It has been more than a year since former National Security Agency (NSA) contractor Edward Snowden leaked over 200,000 secret government documents, blowing the lid off of the American government's spying methods and their vast phone-data surveillance program.
At the time, government officials and intelligence specialists were sounding the alarm. Former NSA Director General Keith Alexander called it "the greatest damage to our combined nations’ intelligence systems that we have ever suffered."
But that assessment is in contrast with what newly-installed NSA Director Admiral Mike Rogers said this week in a lengthy interview with David Sanger, the National Security Correspondent for our partner The New York Times.

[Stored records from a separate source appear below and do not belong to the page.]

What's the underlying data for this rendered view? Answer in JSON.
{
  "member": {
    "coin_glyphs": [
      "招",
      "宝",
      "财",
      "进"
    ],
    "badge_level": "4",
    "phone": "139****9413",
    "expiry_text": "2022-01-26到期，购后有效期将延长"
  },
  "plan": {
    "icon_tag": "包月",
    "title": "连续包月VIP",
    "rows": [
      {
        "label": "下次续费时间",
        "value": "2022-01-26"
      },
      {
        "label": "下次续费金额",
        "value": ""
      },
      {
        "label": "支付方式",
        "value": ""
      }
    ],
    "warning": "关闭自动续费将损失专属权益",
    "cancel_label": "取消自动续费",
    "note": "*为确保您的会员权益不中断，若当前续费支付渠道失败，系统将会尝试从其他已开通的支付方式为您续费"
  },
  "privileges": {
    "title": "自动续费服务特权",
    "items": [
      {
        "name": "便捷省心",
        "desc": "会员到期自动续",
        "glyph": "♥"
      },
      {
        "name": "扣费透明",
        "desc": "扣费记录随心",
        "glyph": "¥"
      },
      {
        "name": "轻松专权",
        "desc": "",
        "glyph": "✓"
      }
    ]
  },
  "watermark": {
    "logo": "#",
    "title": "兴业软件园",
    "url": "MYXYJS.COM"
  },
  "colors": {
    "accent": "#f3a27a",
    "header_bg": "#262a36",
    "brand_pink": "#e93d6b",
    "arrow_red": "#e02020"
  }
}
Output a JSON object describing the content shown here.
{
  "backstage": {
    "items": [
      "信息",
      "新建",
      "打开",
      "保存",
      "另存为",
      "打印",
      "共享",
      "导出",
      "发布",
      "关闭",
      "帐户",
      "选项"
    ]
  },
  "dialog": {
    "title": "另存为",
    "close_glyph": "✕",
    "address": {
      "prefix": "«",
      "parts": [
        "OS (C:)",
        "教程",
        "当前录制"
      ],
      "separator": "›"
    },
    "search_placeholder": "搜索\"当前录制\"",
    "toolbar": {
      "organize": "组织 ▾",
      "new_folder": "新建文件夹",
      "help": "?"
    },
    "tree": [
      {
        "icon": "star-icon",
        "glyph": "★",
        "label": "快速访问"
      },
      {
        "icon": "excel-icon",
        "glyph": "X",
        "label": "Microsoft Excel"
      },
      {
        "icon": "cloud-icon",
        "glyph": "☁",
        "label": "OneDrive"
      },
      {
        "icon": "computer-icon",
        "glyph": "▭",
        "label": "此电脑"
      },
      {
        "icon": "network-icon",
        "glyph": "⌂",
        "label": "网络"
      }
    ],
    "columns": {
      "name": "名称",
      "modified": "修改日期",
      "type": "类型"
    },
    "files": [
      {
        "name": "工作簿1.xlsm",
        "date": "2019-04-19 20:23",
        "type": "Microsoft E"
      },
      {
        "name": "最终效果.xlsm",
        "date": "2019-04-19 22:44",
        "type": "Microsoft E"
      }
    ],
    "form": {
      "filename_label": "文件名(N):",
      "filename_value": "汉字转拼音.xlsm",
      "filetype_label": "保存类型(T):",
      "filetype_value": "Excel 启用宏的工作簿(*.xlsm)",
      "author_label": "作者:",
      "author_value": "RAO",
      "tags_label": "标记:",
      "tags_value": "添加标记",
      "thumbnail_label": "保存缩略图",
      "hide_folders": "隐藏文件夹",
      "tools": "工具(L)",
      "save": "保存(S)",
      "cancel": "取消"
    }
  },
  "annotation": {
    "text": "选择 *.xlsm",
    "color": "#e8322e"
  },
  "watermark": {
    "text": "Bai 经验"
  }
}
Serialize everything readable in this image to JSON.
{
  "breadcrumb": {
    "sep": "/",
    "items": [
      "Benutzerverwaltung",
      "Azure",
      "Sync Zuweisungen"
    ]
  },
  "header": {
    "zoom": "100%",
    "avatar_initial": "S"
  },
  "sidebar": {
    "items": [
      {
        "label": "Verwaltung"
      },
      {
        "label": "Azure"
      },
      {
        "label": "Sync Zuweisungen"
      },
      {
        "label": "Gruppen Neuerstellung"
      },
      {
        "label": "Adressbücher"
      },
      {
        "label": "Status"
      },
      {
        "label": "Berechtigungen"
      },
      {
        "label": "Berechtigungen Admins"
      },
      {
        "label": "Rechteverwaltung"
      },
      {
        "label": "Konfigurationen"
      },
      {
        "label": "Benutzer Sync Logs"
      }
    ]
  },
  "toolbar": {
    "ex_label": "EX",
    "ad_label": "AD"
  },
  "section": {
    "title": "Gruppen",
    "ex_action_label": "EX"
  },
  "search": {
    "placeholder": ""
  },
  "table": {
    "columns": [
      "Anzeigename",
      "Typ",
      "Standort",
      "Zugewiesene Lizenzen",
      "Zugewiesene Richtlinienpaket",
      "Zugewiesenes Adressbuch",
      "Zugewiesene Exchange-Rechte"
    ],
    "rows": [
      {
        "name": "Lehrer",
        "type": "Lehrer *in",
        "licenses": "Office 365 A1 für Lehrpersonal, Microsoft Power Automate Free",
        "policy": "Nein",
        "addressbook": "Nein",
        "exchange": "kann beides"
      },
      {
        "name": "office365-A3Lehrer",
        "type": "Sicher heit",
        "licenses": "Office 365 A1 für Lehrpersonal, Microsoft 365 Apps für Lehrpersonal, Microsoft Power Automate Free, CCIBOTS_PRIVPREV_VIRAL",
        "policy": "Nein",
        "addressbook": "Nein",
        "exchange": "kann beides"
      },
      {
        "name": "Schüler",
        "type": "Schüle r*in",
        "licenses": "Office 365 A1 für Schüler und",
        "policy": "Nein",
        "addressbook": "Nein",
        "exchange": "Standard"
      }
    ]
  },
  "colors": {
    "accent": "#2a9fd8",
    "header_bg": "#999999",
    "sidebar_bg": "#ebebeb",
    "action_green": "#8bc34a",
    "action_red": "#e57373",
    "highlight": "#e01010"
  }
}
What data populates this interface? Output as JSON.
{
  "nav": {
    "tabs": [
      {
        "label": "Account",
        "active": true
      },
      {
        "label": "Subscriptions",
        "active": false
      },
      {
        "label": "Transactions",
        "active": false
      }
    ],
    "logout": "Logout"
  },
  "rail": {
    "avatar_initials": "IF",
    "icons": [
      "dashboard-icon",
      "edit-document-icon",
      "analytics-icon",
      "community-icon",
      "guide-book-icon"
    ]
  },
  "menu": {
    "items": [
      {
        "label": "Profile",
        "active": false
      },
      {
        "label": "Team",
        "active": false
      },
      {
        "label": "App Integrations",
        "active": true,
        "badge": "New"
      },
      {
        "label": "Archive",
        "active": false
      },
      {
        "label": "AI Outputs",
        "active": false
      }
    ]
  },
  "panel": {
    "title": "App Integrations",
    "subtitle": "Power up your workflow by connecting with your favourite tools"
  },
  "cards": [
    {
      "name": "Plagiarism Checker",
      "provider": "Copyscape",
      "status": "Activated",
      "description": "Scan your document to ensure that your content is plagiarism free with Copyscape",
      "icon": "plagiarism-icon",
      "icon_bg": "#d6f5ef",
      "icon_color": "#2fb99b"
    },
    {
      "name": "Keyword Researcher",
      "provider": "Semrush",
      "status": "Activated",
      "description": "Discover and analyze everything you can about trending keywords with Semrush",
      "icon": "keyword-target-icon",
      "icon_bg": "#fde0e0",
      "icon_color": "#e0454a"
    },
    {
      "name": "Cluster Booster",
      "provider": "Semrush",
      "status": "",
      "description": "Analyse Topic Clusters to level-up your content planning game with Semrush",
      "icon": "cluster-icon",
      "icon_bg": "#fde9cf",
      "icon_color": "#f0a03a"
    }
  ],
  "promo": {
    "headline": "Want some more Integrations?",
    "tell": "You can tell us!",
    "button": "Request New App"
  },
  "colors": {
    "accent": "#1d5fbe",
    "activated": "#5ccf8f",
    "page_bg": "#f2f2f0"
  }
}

Admiral Rogers called the leaks "manageable," and added that the damage done does not lead him to believe that "the sky is falling."
Sanger joins to discuss the new director's views on Snowden, the phone-data surveillance program, cyber security, and much more.